**WORK TASK**
Return, word for word, every line starting at the line with "Output a JSON" and ending at the final line of the entries; skip the pictures.

========================================

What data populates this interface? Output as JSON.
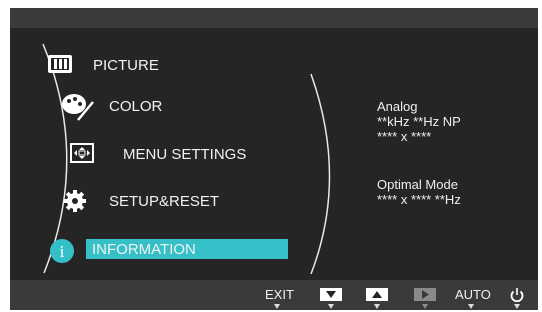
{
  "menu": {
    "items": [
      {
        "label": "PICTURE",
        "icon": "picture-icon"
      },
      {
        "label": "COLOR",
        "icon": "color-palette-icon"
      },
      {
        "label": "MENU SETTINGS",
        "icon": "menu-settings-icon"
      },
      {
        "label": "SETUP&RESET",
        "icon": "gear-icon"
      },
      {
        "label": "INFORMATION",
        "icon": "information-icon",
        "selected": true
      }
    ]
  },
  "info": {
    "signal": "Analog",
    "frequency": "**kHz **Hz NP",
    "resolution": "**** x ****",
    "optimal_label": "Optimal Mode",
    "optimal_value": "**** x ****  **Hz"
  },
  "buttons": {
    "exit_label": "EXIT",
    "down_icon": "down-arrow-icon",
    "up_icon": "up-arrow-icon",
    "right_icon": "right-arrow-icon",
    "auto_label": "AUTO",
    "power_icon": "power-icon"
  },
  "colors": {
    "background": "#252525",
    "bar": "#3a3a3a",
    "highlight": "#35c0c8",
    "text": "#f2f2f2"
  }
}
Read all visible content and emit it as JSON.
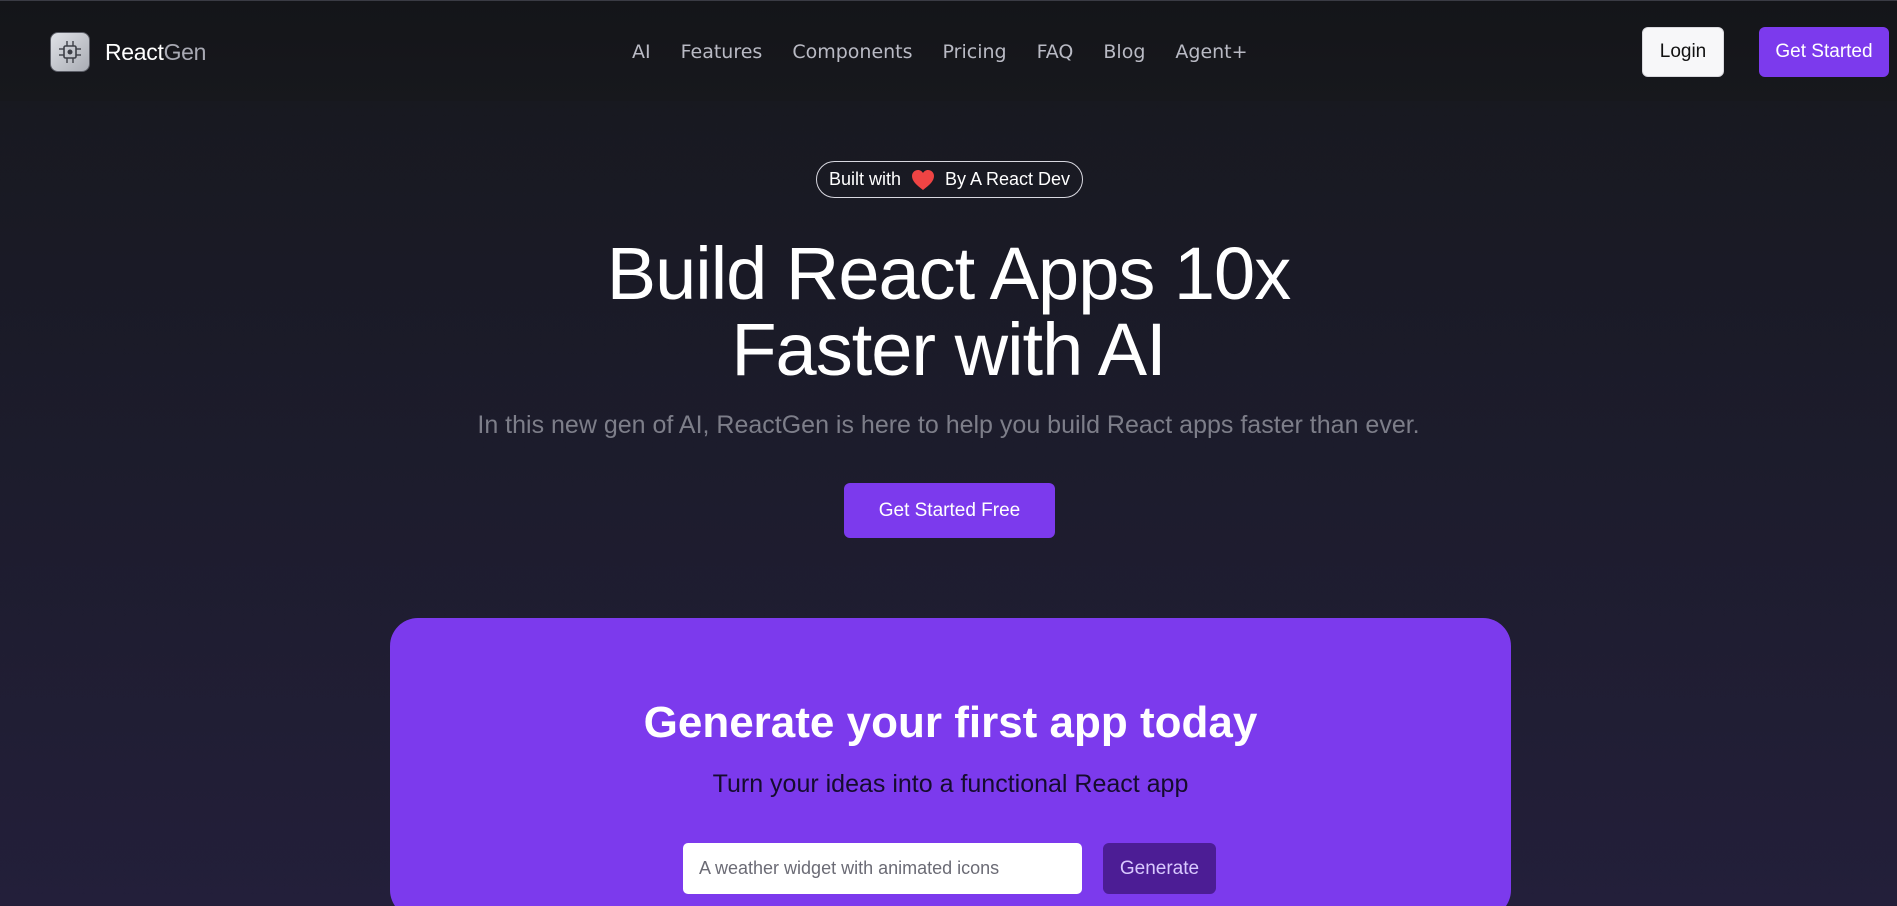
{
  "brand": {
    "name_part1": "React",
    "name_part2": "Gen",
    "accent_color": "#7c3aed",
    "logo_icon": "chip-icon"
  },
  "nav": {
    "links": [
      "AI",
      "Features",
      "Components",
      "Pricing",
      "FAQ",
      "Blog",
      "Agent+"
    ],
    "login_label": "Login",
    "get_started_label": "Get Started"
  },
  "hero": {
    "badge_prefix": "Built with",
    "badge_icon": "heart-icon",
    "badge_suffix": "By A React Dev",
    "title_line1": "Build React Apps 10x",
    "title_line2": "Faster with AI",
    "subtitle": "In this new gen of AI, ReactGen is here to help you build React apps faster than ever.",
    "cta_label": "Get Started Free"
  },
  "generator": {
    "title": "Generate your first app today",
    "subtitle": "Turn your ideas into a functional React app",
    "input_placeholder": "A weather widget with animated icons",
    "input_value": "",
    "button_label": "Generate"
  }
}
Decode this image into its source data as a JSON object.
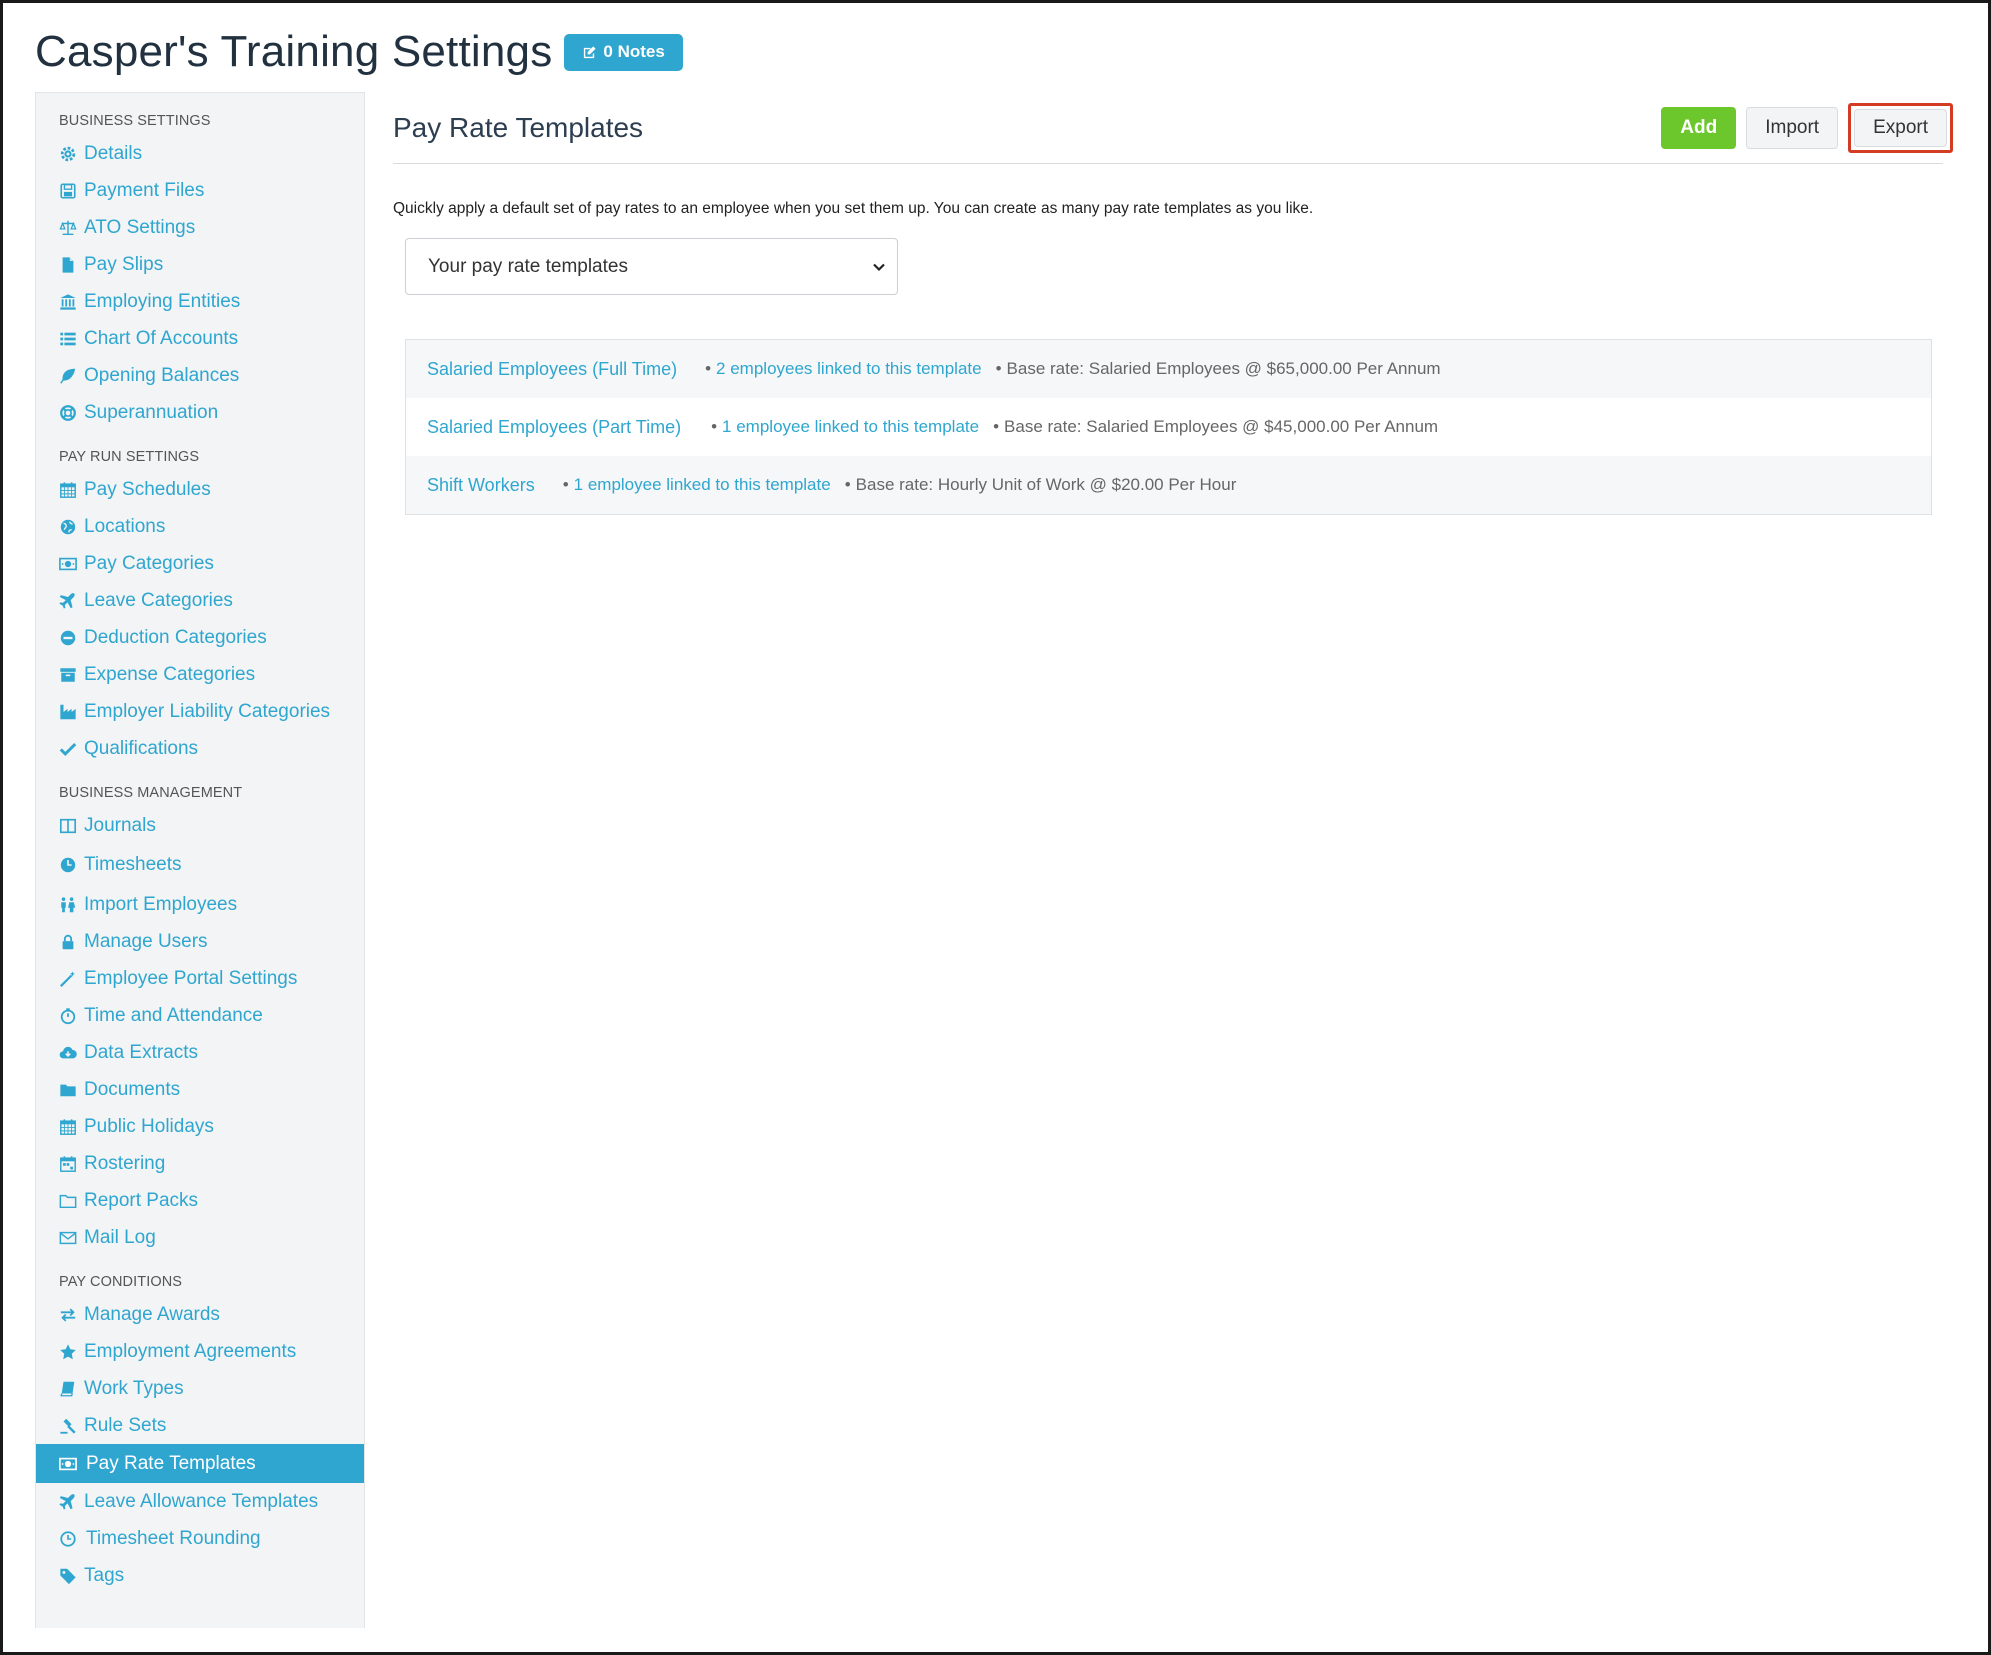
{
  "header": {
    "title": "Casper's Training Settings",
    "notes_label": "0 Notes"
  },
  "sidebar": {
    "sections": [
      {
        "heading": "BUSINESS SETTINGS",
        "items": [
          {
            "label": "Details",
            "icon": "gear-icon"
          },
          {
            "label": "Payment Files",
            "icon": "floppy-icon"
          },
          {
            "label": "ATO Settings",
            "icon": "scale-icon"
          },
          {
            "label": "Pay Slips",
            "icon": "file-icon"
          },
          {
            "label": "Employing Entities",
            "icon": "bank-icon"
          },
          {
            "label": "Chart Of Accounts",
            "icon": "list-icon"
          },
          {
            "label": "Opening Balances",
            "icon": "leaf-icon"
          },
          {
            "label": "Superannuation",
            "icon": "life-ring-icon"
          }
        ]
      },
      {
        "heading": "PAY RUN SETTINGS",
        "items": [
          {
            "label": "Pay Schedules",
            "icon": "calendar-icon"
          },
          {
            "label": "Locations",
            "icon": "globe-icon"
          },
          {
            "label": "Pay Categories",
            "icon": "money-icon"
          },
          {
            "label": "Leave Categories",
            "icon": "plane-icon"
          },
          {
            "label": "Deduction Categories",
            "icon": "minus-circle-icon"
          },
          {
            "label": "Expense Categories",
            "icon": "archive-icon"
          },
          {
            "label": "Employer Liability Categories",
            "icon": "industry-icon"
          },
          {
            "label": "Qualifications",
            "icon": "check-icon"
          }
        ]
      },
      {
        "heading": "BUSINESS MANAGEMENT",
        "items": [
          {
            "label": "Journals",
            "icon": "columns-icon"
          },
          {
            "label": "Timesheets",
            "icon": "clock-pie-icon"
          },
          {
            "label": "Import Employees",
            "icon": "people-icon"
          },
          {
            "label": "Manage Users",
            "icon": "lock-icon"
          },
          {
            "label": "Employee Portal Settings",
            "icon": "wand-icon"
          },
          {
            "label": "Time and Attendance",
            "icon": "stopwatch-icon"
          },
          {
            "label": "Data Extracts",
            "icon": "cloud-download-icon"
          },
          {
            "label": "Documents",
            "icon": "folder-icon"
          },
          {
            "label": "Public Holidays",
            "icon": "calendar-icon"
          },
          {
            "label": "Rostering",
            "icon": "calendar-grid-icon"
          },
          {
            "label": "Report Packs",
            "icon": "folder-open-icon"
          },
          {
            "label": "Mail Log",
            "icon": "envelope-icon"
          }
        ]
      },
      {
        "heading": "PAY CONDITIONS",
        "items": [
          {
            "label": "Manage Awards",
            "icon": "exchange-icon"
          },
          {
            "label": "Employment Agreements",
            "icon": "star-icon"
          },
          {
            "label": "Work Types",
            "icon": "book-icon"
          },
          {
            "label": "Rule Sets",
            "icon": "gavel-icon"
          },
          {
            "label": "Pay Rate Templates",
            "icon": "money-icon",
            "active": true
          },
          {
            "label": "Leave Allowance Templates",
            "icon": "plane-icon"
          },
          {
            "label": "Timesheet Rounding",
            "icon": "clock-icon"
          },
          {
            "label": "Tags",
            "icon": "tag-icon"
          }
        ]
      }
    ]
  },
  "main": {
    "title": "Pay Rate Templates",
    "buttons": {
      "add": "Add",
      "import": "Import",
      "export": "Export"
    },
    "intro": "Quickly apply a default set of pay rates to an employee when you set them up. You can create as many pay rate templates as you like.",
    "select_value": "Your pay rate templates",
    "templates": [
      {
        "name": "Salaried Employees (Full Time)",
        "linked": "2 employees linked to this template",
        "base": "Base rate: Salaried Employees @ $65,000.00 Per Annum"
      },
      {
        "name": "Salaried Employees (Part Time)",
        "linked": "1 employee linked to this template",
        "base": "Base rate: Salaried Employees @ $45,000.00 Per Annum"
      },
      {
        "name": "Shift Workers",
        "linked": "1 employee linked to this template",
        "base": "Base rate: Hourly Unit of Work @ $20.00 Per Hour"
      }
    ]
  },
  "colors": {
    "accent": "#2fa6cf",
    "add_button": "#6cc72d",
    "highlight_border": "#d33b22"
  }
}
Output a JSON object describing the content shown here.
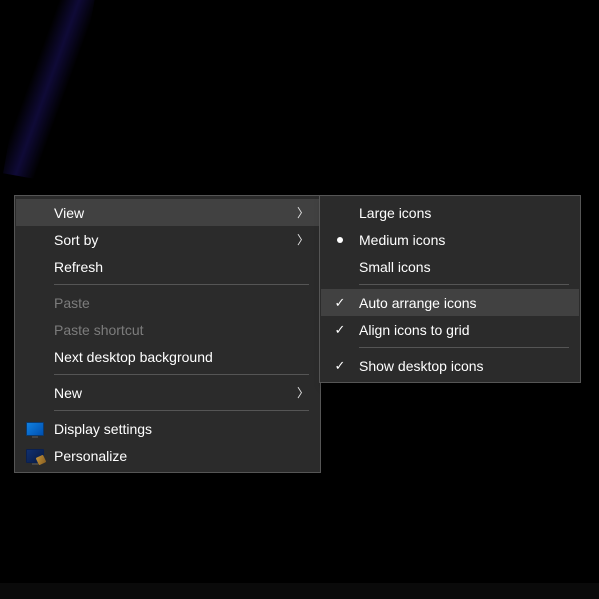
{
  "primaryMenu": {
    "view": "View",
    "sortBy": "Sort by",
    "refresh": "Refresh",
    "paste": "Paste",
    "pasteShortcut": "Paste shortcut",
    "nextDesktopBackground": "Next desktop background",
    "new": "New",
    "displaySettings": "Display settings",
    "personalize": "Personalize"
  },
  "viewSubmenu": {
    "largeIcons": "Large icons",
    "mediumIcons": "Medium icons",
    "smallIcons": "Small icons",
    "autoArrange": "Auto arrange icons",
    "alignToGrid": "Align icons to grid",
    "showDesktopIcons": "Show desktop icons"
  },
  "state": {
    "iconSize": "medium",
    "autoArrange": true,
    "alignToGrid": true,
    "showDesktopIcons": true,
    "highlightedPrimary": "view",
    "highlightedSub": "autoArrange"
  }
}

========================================

**TASK ANSWER**
Output a JSON object describing the content shown here.
{
  "primaryMenu": {
    "view": "View",
    "sortBy": "Sort by",
    "refresh": "Refresh",
    "paste": "Paste",
    "pasteShortcut": "Paste shortcut",
    "nextDesktopBackground": "Next desktop background",
    "new": "New",
    "displaySettings": "Display settings",
    "personalize": "Personalize"
  },
  "viewSubmenu": {
    "largeIcons": "Large icons",
    "mediumIcons": "Medium icons",
    "smallIcons": "Small icons",
    "autoArrange": "Auto arrange icons",
    "alignToGrid": "Align icons to grid",
    "showDesktopIcons": "Show desktop icons"
  },
  "state": {
    "iconSize": "medium",
    "autoArrange": true,
    "alignToGrid": true,
    "showDesktopIcons": true,
    "highlightedPrimary": "view",
    "highlightedSub": "autoArrange"
  }
}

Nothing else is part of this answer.